> **Exercise data**:
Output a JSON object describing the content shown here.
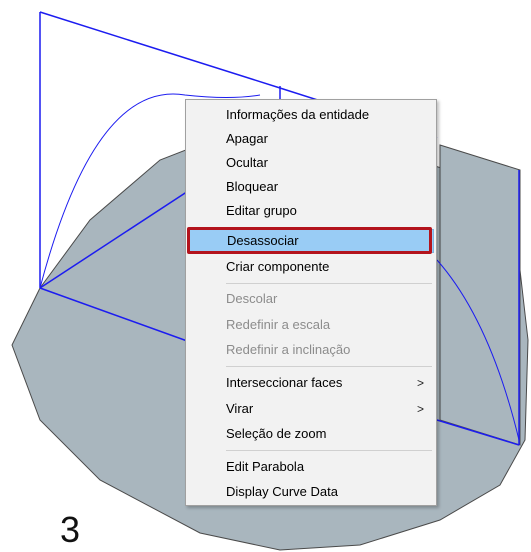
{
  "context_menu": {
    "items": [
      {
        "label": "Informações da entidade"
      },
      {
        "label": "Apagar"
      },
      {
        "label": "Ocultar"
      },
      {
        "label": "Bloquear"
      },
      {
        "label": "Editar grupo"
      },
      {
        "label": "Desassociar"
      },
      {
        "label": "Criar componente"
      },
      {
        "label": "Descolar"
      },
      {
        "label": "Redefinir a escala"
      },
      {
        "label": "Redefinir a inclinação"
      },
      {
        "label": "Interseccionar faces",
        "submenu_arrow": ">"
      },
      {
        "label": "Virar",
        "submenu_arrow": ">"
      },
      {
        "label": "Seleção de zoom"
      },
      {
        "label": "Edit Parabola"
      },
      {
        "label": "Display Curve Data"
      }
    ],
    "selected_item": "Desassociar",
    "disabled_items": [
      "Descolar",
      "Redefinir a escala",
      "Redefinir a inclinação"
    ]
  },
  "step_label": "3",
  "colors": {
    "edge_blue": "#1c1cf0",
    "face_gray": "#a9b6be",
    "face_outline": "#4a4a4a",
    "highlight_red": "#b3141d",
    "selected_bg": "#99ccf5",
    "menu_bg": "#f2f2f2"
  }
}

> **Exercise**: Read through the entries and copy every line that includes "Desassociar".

> **Result for this task**:
        "label": "Desassociar"
    "selected_item": "Desassociar",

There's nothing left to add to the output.